The Skook, Cowlitz, Chehalis and Columbia Rivers
The Skookumchuck River is fishing “pretty decent” for steelhead up and down the entire length of the river, according to McElroy, with a fair amount of darkies up at the dam in the pool just below the reservoir.
The Cowlitz River, thank our lucky lures, is finally starting to tune in, with fishing success being reported this week from the mouth all the way up to Barrier Dam. McElroy received reports of the first spring chinook caught this week at Barrier Dam, with one guide nailing three springers a few days later near Blue Creek for his satisfied group.
“At first, the fish usually arrive in fits and starts, then eventually start moving upriver in a steady flow,” said Joe Hymer, a fish biologist for WDFW. “Through March, we expect to see the number of boat and bank anglers on the river to increase week by week.”
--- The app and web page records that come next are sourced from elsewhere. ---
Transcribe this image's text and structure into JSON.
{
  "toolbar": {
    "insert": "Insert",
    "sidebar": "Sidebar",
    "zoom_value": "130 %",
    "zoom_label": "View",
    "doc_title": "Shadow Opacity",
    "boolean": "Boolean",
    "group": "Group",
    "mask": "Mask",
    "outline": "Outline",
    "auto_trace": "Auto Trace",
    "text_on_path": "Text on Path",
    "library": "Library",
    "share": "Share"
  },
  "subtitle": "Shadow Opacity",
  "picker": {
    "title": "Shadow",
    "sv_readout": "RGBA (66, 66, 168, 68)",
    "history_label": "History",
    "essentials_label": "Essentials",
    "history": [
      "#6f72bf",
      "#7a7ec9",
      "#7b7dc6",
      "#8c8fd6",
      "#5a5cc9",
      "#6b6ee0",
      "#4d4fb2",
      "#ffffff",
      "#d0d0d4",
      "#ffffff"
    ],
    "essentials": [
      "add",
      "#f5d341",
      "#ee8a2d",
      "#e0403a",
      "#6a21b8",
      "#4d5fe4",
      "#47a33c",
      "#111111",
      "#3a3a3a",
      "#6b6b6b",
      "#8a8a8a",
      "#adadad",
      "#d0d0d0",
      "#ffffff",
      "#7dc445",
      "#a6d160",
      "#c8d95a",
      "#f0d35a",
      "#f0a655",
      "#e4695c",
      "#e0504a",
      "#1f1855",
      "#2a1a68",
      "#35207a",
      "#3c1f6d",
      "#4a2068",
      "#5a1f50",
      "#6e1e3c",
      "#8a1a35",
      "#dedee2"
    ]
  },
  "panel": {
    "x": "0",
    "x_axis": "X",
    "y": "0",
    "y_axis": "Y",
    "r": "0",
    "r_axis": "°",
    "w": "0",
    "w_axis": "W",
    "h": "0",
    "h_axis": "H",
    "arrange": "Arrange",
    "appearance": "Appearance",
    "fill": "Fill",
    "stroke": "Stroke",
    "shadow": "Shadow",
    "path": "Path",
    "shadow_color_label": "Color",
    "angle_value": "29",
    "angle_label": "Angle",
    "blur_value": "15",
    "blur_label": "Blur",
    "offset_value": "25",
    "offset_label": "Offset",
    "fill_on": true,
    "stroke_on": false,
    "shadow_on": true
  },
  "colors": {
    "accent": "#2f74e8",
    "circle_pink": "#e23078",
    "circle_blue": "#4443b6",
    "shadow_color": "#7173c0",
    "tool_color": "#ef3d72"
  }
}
Cindy LeFleur, WDFW Columbia River policy manager, said this year’s spring chinook fishery looks promising, especially compared to last season.
“Not only is this year’s run forecast well above average, but fishing conditions should be a lot better than last year when anglers had to contend with weeks of high, turbid water,” LeFleur said.
The Cowlitz is also still producing plenty of steelhead with the late winter run finally materializing, despite the chronic high waters.
The Chehalis River is also a decent bet, with “a lot of fish. … phenomenal for steelhead,” McElroy said.
It’s tough going on the Columbia River, with only one fish per 30 boats (that’s about one fish per 60 rods). That might be picking up with warmer temperatures forecast this weekend. Currently the temperature on the Columbia is about 43 degrees. If it can heat up to 45 degrees, so will the fishing.

It’s a Great Weekend to Go for Razor Clams, Seafood
The WDFW has approved a razor clam dig at several ocean beaches this Saturday and Sunday.
McElroy said this weekend, with partially sunny skies forecast, might be perfect for a chase after a multitude of seafood on the coast. McElroy suggested digging up some razors, then hitting the jetty in Westport for some lingcod and seabass. Add a purchase of fresh oysters out of South Bend and bring it all home for a seafood feast.
The dig will take place at Long Beach, Twin Harbors, Mocrocks and Copalis, although Copalis is only open on Saturday. The digs end each day at noon.
“We’re nearing the end of the season at Copalis, but we still have more clams available for harvest on other beaches,” said Dan Ayres, coastal shellfish manager for WDFW. “We have tentatively scheduled another dig in April and perhaps more to come.”
The low tides Saturday are plus 0.3 feet at 8:25 a.m. for Long Beach, Twin Harbors, Copalis, Mocrocks; the low tides on Sunday are plus 0.3 feet at 8:59 a.m. for Long Beach, Twin Harbors, Mocrocks.
Ayres said the Saturday dig takes place at the same time as the Ocean Shores Razor Clam Festival, featuring crafts for sale and a chowder cook-off.
For razor clam aficionados, another dig is tentatively set for April 7-9 on the coast.

Wildlife Viewing of Sandhill Cranes, Massive Chinook
Sandhill cranes with their annual mating dance spectacle are arriving in overwhelming numbers in the Vancouver lowlands.
Thousands of the majestic birds — with wingspans up to seven feet — are found feeding at the Ridgefield National Wildlife Refuge as they fatten up for the long trip north.
Also on view at the refuge are great egrets, tundra swans and belted kingfishers as they greet the spring.
If you are more interested in fish, but not all that handy with a rod, you can go to the Bonneville Dam this month and watch the spring chinook salmon and late-run steelhead rush through the fish ladder. Perhaps wait until April when hundred and then thousands of the spring Chinook — many weighing up to 40 pounds — move through the ladder.
To view the parade of fish, take state Highway 14 east along the Columbia River to milepost 40 (about five miles from Stevenson) and turn into the Bonneville Dam visitor center at the end of the powerhouse.